This may well be the start of another series. I have been pondering this general idea — hand fabricated carbon steel plates, cut, heated, bent and beaten into shape. I have used this technique to fabricate other abstracts but I really wanted to use the vertical element to play against this narrow proportion. To feel the strength of the vertical movement in this example, you must let your eye roll out of those sweet curves and accelerate along the straightaways. No fear of overshooting the top, she will bring you back down faster than she took you up. All of that smooth, polished carbon steel is balanced on an old acetylene tank, and topped with a ½ inch thick, round, plate steel disk. The patina on the tank is just unbelievable.
Here is another view of these hot little tables. Come by the cottage on Walnut
to see them in person. Open Studio of Roanoke April 27 & 28
The Collision of Paint, A Study:
After spending the last decade or so immersed in the world of 3-D art, I felt compelled to express myself in a different medium. I heard all of the usual voices in my head and ignored them all. I came up with a plan and started setting down the limits I would impose on this new mode of expression: no brushes or fancy canvases. I built wood panels and used industrial enamel paint (which only comes in 7 colors). My only tool is a plasterer’s trowel. I have lots of painter friends so I knew enough to be afraid of “mud” and I have found that a solid position to work from. Using multiple layers and allowing them to dry between coats allows me to keep the mud at bay.
Oh the feeling of a big panel and lots of paint! It demands fast and serious painting. That fine line between where the painting comes to me, and where I manipulate the painting, is quick and fleeting, like the memory of a long ago lover. These paintings pull me in so tight I can feel every breath and then, like a fleeting dream, they are gone. Time to stop. It is all inspiration and intuition; the second I think about it, it is gone. Then it is time to clean up the paint and move on.

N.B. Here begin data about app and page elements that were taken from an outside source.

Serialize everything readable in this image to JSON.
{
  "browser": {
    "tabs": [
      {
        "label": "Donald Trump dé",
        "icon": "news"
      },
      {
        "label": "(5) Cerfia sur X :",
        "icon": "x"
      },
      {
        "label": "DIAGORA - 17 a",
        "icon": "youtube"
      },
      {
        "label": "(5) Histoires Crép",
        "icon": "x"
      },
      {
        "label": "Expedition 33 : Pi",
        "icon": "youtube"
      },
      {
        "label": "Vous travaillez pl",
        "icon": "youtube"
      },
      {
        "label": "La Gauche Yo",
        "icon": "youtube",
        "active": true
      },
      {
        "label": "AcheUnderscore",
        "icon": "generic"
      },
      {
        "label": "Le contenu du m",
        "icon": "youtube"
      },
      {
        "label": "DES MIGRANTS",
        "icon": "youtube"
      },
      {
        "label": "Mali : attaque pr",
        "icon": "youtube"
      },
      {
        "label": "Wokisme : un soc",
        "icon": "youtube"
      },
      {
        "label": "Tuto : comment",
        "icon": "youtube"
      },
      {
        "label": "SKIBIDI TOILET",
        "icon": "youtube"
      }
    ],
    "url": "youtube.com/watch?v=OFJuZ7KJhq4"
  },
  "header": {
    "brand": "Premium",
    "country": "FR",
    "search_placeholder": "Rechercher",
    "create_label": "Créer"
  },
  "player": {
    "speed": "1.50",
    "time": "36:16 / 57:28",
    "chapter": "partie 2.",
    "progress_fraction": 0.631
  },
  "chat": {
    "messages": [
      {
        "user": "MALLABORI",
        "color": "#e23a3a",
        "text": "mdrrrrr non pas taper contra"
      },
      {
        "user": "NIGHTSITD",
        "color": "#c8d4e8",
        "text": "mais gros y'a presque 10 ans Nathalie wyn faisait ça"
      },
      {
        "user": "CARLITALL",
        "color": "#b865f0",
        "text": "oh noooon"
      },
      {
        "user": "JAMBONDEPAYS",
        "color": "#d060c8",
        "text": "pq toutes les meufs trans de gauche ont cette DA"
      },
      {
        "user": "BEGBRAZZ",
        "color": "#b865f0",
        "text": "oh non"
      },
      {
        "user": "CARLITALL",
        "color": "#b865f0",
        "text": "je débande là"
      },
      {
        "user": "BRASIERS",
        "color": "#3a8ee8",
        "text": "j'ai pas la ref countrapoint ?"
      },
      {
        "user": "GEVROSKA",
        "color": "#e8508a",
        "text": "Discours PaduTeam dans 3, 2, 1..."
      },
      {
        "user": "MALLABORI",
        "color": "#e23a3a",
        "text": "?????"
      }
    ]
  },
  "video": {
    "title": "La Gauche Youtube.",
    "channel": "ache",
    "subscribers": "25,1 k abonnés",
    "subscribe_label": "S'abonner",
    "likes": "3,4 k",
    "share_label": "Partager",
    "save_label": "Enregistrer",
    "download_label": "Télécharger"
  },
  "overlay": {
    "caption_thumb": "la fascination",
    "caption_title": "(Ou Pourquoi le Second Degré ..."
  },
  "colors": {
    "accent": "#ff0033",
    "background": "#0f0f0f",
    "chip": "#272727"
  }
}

I love abstract, and these paintings are allowing me a voice to express that, in a way not possible with steel. As I step back and look as the first series of paintings moves towards completion, I see the limits bouncing off of each other and I feel an awe and freedom that make the hair on the back of my neck stand up. I do know there is not much to think about; I have learned that paintings just need to be painted, and to be willing, time and time again, to walk past all of the “impossibles.” To allow this voice to speak is an amazing gift. I am humbled.
Collectors may contact me directly to arrange for purchase and shipping. The email link can be found on the contact page.
This is without a doubt D9’s mate. I thought I got lucky with D-9; well, I hit the lotto with this girl. Although sweet and petite, she carries some weight. I wrestled her from one end of the studio to the other more than once. I hate to admit it, but she simply kicked my butt. Once we agreed upon who was in charge, she was more than willing to become D-9X. What a great pair these two make! And, who else has furniture made out of bulldozers parts?
I don’t know what is up with the candles, but I seem to be on a roll. One of the freedoms I love about what I do is that I can allow things to grow and change. So these just jumped off the table and crawled right up the wall! They are actually 2 separate pieces that can be arranged in almost any fashion you choose.
Some times you just get lucky, well that says it all here. I looked at the piece of bulldozer I had setting on my bench for hours without any idea of how this was going to become a table, I just knew that it was going to. The feet are really hot and the small ankle allows this piece to float just about the floor. It took forever to get that spring hot enough to bend it up, even with a 4’ pipe for leverage. It makes the perfect transition between the base and the glass floating out of the receiver. She simply ran over me.